Dan M writes:
So there’s a window here between the A7R II and whatever the “D820” will actually be.
Let’s put it this way: if we knew the next D820 or whatever was going to be 50mp or more and had a really good EVF, then the A7R II loses some appeal. But if the next flagship Nikon doesn’t have EVF, well then things get messy and the A7RII looks to be an advantage for the next couple of years, especially for me with the Coastal Optics 60/4 on a shelf. And then there is the sensor difference you speak of....
You would think Nikon would wake up by now and go to EVF. Especially given where the whole product landscape will be in late 2016, early 2017.
DIGLLOYD: Nikon seems to be asleep at the switch. A year ago, the D810 should have been upgraded with in-body image stabilization, an EVF option, a Retina-grade rear LCD, and relaunched as the Nikon D820. Because the dynamic range of the Nikon D810 is incredible, its results at ISO 64 are untouchable by Canon or Sony and those options would quell much of the desire I have in shooting the Sony mirrorless platform. It would not solve lens size issues, but then again the Zeiss Otus family is so large and heavy that a DSLR is the best platform. Just without the hassles please!
To Dan’s point, Canon introduced the Canon 5DS R which at 50 megapixels and no better dynamic range than its predecessor hit the market with a thud and collective yawn. It’s a nice camera and I’m glad to have it over the low-res 5D Mark III, but other than more megapixels and some niceties like improved shutter, it’s same-old same-old. And its dynamic range falls far short of the Nikon D810.
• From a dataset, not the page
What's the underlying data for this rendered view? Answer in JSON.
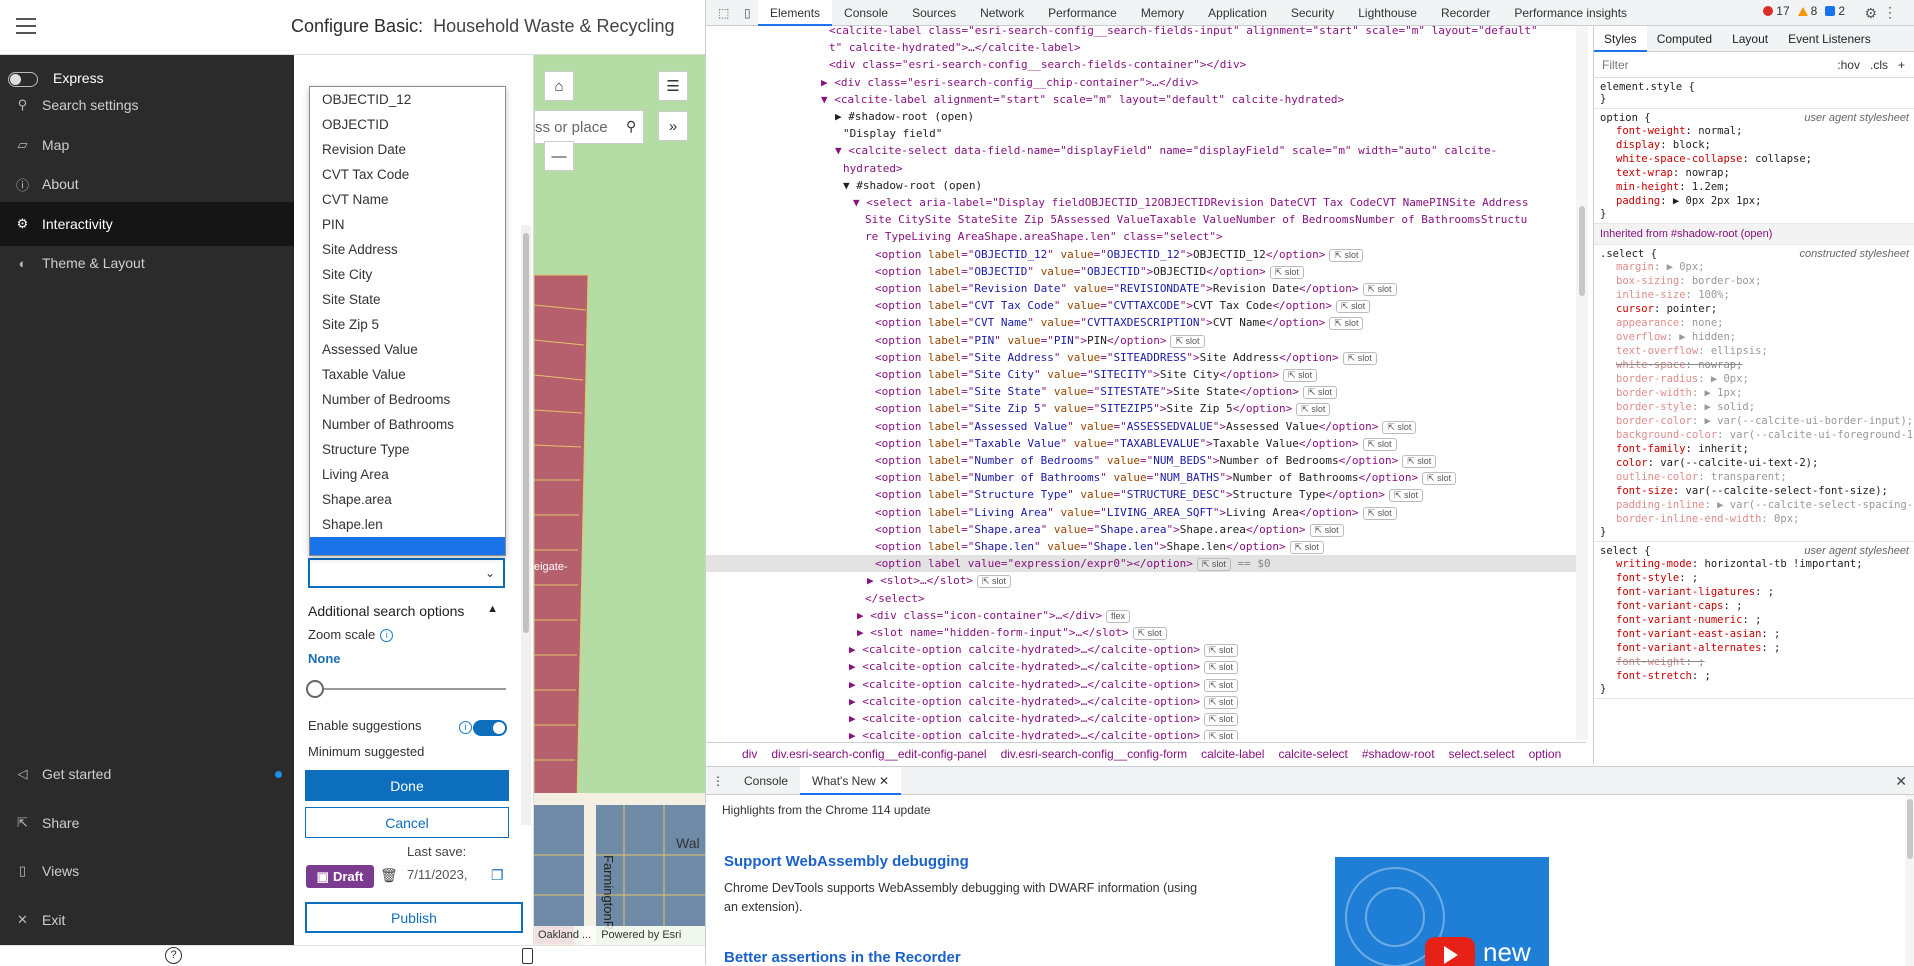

The DSLR still has a lot of legs in it and remains indispensible for a few more years, but what happens when sensor design with built-in focus pixels runs rings around DSLR autofocus? That day is just about here, if not already here in some respects. Then like the wedding photographer and similar crowd, the sports shooters will abandon the DSLR and go nuts for a camera that solves their worst challenge. Well, if the appropriate lenses are there, and they will be before long over most of the range. Nikon and Canon are ceding a big chunk of the market to Sony by inaction, rather than addressing specific areas that people care about.
I for one want an EVF as my #1 priority: I can’t see the rear LCD in dim light any more (presbyopia) and I’m grumpy that I have to carry a loupe just to see the rear LCD. Two years have passed since I wrote Old Geezers Need an EVF: the Rear LCD and Presbyopia are a Bad Combination For Aging Eyes, and yet CaNikon have done squat to address that fundamental usability issue for my needs. There you have it: the fundamental problem is that the CaNikon DSLRs are stuck in a time warp, oblivious to real needs (and still, incredibly, no 4K video in those hulking camera bodies). The same goes for the otherwise excellent Ricoh GR and the Sigma Merrill and Quattro point and shoots—no EVF and not even an EVF option. What are these companies thinking?
Ira K writes:
Speaking as an “old geezer” (60+ y/o), I find the larger body and lens size of the D810 far preferable for studio use than the Sony A7R. My aging hands have an easier time with the larger dials, buttons, and larger diameter lens rings. My ideal Nikon D810 update would have a larger high definition LCD, which is now my primary means of composing and focusing.
The Sony’s smaller size obviously has great appeal in other uses, and I’d love to update to an A7R II for walk around and occasional landscape work. But the lossy raw compression is the main reason I will wait for the next iteration of the camera.
An EVF for the Nikon update would also be a huge benefit, as I then could use the Nikon as a walkabout camera as well (albeit heavier option).
DIGLLOYD: I don’t know if Ira uses Zeiss Otus, but they are heavy to carry in the field. Worth the results, but quite a load with two Otii to carry around, let alone three (when and if a 3rd arrives).
As for the Sony 11+7 bit lossy compression, it may be technically possible for this to be fixed in firmware, if that is really the only issue (versus hardware pre-cooking of the raw data).
I completely agree on the dials/buttons/rings, as I’ve noted in my review on both the A7R and A7R II. My hands are relatively large, and the camera is too small. I imagine that a woman or man with smaller hands might not feel this way about the camera size, but the dials and buttons surely could be improved for all.
The Sony A7R II dials and buttons are too small (and awkwardly placed) even under favorable conditions, and in freezing temperatures with stiff fingers or with gloves on, they are awful.
The worst thing of all is that the front dial is place in an ergonomically awkward position, below the shutter button instead of above it (as with Nikon and Canon). Well, maybe that’s the second worse thing—second to the rotating dial (that . dial absolutely must be disabled to prevent inadvertant changes) around the 4-way controller;
But to Sony’s credit, the grip on the A7R II is much improved over its predecessor and at least as comfortable as my D810. I’d say: size up the camera by about 15%, put in larger and higher quality buttons and dials, and that would be a big win (and it would allow for a significantly longer lasting bettery also). A bit larger and heavier will be more usable, not less.